  • Jackendoff, R. (1996). Conceptual semantics and Cognitive linguistics. Cognitive Linguistics, 7-1, 93-129.
  • Kristiansen et al. (Eds.) (2006). Cognitive Linguistics: Current Applications and Future Perspectives. Berlin/New York: Mouton de Gruyter.
  • Lakoff, G. (1987). Women, Fire, and Dangerous Things. What Categories Reveal about the Mind. Chicago: University of Chicago Press.
  • Lakoff, G. & Johnson, M. (1980). Metaphors we Live by. Chicago: University of Chicago Press.
  • Lakoff, G. & Johnson, M. (1998). Philosophy in the Flesh. The Embodied Mind and its Challenge to Western Thought. New York: Basic Books.
  • Lamb, S. M. (1971). The Crooked Path of Progress in Cognitive Linguistics. Georgetown University Monograph Series on Languages and Linguistics, 24, 99-123.

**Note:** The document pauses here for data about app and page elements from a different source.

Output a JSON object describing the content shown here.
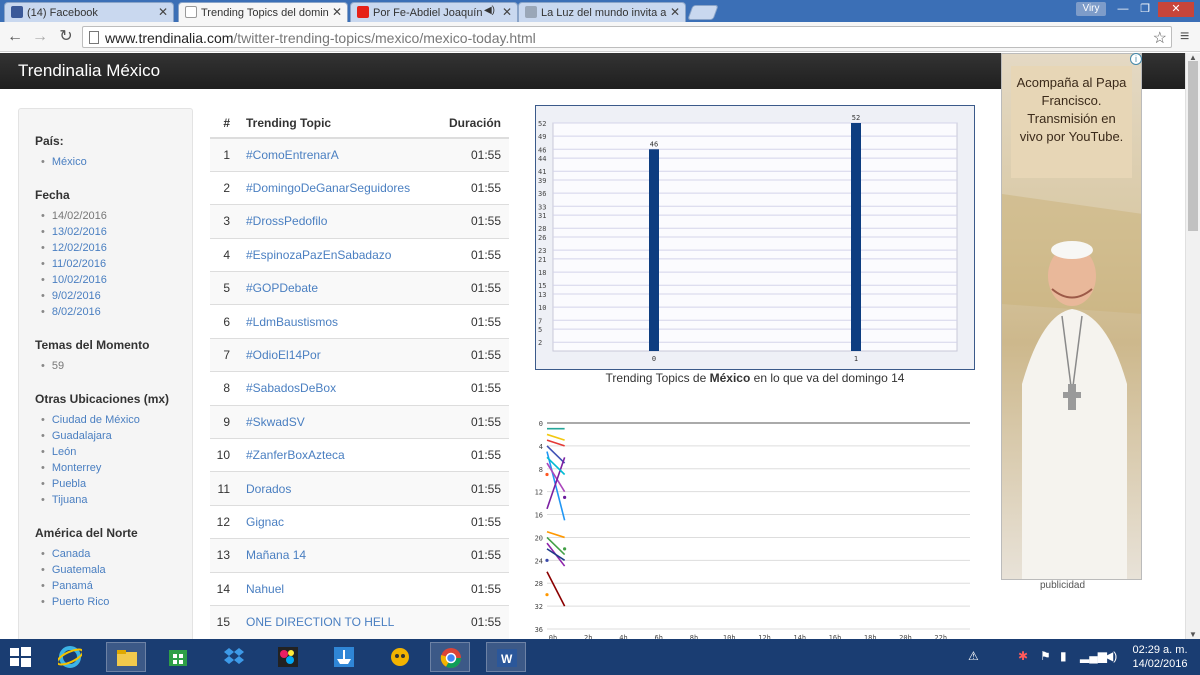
{
  "browser": {
    "tabs": [
      {
        "title": "(14) Facebook",
        "color": "#3b5998"
      },
      {
        "title": "Trending Topics del domin",
        "color": "#999999"
      },
      {
        "title": "Por Fe-Abdiel Joaquín",
        "color": "#e62117"
      },
      {
        "title": "La Luz del mundo invita a",
        "color": "#9aa7b8"
      }
    ],
    "profile": "Viry",
    "url_domain": "www.trendinalia.com",
    "url_path": "/twitter-trending-topics/mexico/mexico-today.html"
  },
  "site": {
    "brand": "Trendinalia México"
  },
  "sidebar": {
    "pais_heading": "País:",
    "pais": [
      "México"
    ],
    "fecha_heading": "Fecha",
    "fechas": [
      "14/02/2016",
      "13/02/2016",
      "12/02/2016",
      "11/02/2016",
      "10/02/2016",
      "9/02/2016",
      "8/02/2016"
    ],
    "temas_heading": "Temas del Momento",
    "temas": [
      "59"
    ],
    "otras_heading": "Otras Ubicaciones (mx)",
    "otras": [
      "Ciudad de México",
      "Guadalajara",
      "León",
      "Monterrey",
      "Puebla",
      "Tijuana"
    ],
    "america_heading": "América del Norte",
    "america": [
      "Canada",
      "Guatemala",
      "Panamá",
      "Puerto Rico"
    ]
  },
  "table": {
    "headers": {
      "num": "#",
      "topic": "Trending Topic",
      "duration": "Duración"
    },
    "rows": [
      {
        "n": "1",
        "topic": "#ComoEntrenarA",
        "dur": "01:55"
      },
      {
        "n": "2",
        "topic": "#DomingoDeGanarSeguidores",
        "dur": "01:55"
      },
      {
        "n": "3",
        "topic": "#DrossPedofilo",
        "dur": "01:55"
      },
      {
        "n": "4",
        "topic": "#EspinozaPazEnSabadazo",
        "dur": "01:55"
      },
      {
        "n": "5",
        "topic": "#GOPDebate",
        "dur": "01:55"
      },
      {
        "n": "6",
        "topic": "#LdmBaustismos",
        "dur": "01:55"
      },
      {
        "n": "7",
        "topic": "#OdioEl14Por",
        "dur": "01:55"
      },
      {
        "n": "8",
        "topic": "#SabadosDeBox",
        "dur": "01:55"
      },
      {
        "n": "9",
        "topic": "#SkwadSV",
        "dur": "01:55"
      },
      {
        "n": "10",
        "topic": "#ZanferBoxAzteca",
        "dur": "01:55"
      },
      {
        "n": "11",
        "topic": "Dorados",
        "dur": "01:55"
      },
      {
        "n": "12",
        "topic": "Gignac",
        "dur": "01:55"
      },
      {
        "n": "13",
        "topic": "Mañana 14",
        "dur": "01:55"
      },
      {
        "n": "14",
        "topic": "Nahuel",
        "dur": "01:55"
      },
      {
        "n": "15",
        "topic": "ONE DIRECTION TO HELL",
        "dur": "01:55"
      }
    ]
  },
  "chart_data": [
    {
      "type": "bar",
      "categories": [
        "0",
        "1"
      ],
      "values": [
        46,
        52
      ],
      "ylim": [
        0,
        52
      ],
      "yticks": [
        2,
        5,
        7,
        10,
        13,
        15,
        18,
        21,
        23,
        26,
        28,
        31,
        33,
        36,
        39,
        41,
        44,
        46,
        49,
        52
      ],
      "grid": true,
      "bar_color": "#0d3d80",
      "caption_prefix": "Trending Topics de",
      "caption_bold": "México",
      "caption_suffix": "en lo que va del domingo 14"
    },
    {
      "type": "line",
      "xticks": [
        "0h",
        "2h",
        "4h",
        "6h",
        "8h",
        "10h",
        "12h",
        "14h",
        "16h",
        "18h",
        "20h",
        "22h"
      ],
      "yticks": [
        0,
        4,
        8,
        12,
        16,
        20,
        24,
        28,
        32,
        36
      ],
      "ylim": [
        0,
        36
      ],
      "y_inverted": true,
      "series": [
        {
          "color": "#26a69a",
          "points": [
            [
              0,
              1
            ],
            [
              1,
              1
            ]
          ]
        },
        {
          "color": "#f2c811",
          "points": [
            [
              0,
              2
            ],
            [
              1,
              3
            ]
          ]
        },
        {
          "color": "#e53935",
          "points": [
            [
              0,
              3
            ],
            [
              1,
              4
            ]
          ]
        },
        {
          "color": "#3f51b5",
          "points": [
            [
              0,
              4
            ],
            [
              1,
              7
            ]
          ]
        },
        {
          "color": "#2196f3",
          "points": [
            [
              0,
              5
            ],
            [
              1,
              17
            ]
          ]
        },
        {
          "color": "#ab47bc",
          "points": [
            [
              0,
              7
            ],
            [
              1,
              12
            ]
          ]
        },
        {
          "color": "#7b1fa2",
          "points": [
            [
              0,
              15
            ],
            [
              1,
              6
            ]
          ]
        },
        {
          "color": "#00bcd4",
          "points": [
            [
              0,
              6
            ],
            [
              1,
              9
            ]
          ]
        },
        {
          "color": "#ff9800",
          "points": [
            [
              0,
              19
            ],
            [
              1,
              20
            ]
          ]
        },
        {
          "color": "#8e24aa",
          "points": [
            [
              0,
              21
            ],
            [
              1,
              25
            ]
          ]
        },
        {
          "color": "#43a047",
          "points": [
            [
              0,
              20
            ],
            [
              1,
              23
            ]
          ]
        },
        {
          "color": "#1e3a8a",
          "points": [
            [
              0,
              22
            ],
            [
              1,
              24
            ]
          ]
        },
        {
          "color": "#8b0000",
          "points": [
            [
              0,
              26
            ],
            [
              1,
              32
            ]
          ]
        }
      ],
      "dots": [
        {
          "color": "#ff5722",
          "x": 0,
          "y": 9
        },
        {
          "color": "#6a1b9a",
          "x": 1,
          "y": 13
        },
        {
          "color": "#43a047",
          "x": 1,
          "y": 22
        },
        {
          "color": "#3949ab",
          "x": 0,
          "y": 24
        },
        {
          "color": "#ff9800",
          "x": 0,
          "y": 30
        }
      ]
    }
  ],
  "ad": {
    "text": "Acompaña al Papa Francisco. Transmisión en vivo por YouTube.",
    "footer": "publicidad"
  },
  "taskbar": {
    "time": "02:29 a. m.",
    "date": "14/02/2016"
  }
}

  • Lamb, S. M. (1999). Pathways of the Brain. The Neurocognitive Basis of Language. Amsterdam/Philadelphia: John Benjamins.
  • Langacker, R. W. (1987). Foundations of Cognitive Grammar Vol. 1: Theoretical Prerequisites. Stanford: Stanford University Press.

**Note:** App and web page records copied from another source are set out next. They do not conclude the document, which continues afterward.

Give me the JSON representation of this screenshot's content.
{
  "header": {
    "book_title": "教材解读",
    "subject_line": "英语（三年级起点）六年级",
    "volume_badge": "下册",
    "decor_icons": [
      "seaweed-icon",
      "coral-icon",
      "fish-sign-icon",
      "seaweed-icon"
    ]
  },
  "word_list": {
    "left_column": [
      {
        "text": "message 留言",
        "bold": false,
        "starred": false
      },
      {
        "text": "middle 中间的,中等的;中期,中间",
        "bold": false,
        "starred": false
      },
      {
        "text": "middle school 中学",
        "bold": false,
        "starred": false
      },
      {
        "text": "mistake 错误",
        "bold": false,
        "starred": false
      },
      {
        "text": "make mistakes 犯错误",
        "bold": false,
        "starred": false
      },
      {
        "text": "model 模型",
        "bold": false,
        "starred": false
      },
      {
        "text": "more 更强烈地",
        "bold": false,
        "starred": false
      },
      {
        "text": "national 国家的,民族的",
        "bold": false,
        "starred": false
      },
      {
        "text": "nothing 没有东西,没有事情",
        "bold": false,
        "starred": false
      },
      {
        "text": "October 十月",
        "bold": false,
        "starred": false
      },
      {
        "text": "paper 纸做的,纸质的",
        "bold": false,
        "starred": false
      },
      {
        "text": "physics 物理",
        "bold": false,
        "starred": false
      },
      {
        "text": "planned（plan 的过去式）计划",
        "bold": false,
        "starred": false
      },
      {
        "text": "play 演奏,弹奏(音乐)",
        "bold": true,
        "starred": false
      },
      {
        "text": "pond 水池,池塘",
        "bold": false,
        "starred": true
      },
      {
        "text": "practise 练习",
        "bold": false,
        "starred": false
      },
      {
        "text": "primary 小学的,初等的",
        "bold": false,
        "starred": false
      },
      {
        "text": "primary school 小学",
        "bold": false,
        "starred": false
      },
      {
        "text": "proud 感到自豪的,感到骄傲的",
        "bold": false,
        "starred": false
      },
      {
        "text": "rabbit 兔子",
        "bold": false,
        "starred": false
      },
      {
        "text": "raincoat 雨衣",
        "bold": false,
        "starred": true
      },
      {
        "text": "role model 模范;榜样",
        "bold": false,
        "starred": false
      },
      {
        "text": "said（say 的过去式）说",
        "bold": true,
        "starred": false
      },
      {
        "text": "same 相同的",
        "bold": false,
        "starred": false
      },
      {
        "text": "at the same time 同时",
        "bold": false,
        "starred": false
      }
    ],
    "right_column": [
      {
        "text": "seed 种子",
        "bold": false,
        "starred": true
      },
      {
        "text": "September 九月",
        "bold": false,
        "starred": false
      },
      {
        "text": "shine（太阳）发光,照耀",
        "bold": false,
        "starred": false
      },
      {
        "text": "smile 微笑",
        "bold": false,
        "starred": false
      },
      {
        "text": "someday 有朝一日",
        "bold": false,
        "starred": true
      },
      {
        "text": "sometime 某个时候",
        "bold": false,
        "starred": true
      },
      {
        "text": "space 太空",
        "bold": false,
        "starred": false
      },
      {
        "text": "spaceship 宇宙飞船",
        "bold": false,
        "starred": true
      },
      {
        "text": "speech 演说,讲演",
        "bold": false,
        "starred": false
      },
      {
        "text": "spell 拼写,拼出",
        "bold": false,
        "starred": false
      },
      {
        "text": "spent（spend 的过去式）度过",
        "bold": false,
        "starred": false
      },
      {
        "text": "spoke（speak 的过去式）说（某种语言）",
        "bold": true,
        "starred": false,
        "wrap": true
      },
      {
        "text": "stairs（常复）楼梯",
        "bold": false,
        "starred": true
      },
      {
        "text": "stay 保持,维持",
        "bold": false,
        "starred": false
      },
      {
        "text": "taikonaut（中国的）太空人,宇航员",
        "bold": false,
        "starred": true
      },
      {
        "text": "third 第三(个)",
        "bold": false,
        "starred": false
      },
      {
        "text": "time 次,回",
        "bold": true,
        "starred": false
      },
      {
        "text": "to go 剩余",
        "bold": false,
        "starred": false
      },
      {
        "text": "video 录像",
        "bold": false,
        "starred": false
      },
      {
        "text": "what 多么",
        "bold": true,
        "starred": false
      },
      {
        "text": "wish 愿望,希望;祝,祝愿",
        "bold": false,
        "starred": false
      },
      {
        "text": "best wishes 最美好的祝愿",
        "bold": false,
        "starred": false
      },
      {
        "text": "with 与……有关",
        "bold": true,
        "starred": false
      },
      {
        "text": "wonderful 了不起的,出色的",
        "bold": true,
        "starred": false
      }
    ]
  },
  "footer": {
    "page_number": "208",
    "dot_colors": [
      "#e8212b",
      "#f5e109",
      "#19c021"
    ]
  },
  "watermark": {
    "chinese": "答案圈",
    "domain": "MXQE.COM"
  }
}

  • Langacker, R. W. (1990). Concept, Image, and Symbol. The Cognitive Basis of Grammar. Berlin: Mouton de Gruyter.
  • Langacker, R. W. (1991). Foundations of Cognitive Grammar Vol. 2: Descriptive Application. Stanford: Stanford University Press.
  • Langlotz, Andreas. 2006. Idiomatic Creativity: A Cognitive-linguistic Model of Idiom-representation And Idiom Variation in English. Amsterdam/Philadelphia: John Benjamins.
  • Lee, D. A. (2001). Cognitive Linguistics: An Introduction (1st ed.). Melbourne: Oxford University Press.
  • Schnelle, H. (2010). Language in the Brain. Cambridge: Cambridge University Press.
  • Taylor, J. R. (2002). Cognitive Grammar. Oxford: Oxford University Press.
  • Wolf, et al. (2006), The Cognitive Linguistics Bibliography. Berlin: Mouton De Gruyter.

Philosophy and Cognition

  • Harré, R. (2002). Cognitive Science: A Philosophical Introduction. SAGE Publications.
  • Kossylyn, S. M. (1997). Mental Imagery. In Gazzaniga, M. S. (Ed.), Conversation on Cognitive Science, MIT Press, Cambridge, MA.
  • McCauley, N. R. (1998). Levels of explanation and cognitive architectures. In Bechtel, W. & Graham, G. (Eds.), A Companion to Cognitive Science. Blackwell, Oxford
  • Magnani, L. & Dossena, R. (2005). Computing, Philosophy and Cognition. College Publications.
  • Place, T. U. (1956). Is consciousness a brain process? British Journal pf Psychology in Beakley, B. & Ludlow, P. (Eds.), The Philosophy of Mind. A Bradford Book, The MIT Press.
  • Samuels, R., Margolis, E. & Stich, S. P. (2012). Introduction: Philosophy and Cognitive Science. Oxford: Oxford University Press.
  • Searle, J. R. (1992). The Rediscovery of the Mind. The MIT Press, CA: Massachusetts.
  • Van Gelder, Tim. (1995). What might cognition be if not computation? Journal of Philosophy 92, 345–381.
  • Van Gulick, R. (2001). Reduction, Emergence and other Recent Options on the Mind/Body Problem. A Philosophic Overview. Journal of Consciousness Studies, 8(9-10), 1-34.

Neurology and Cognition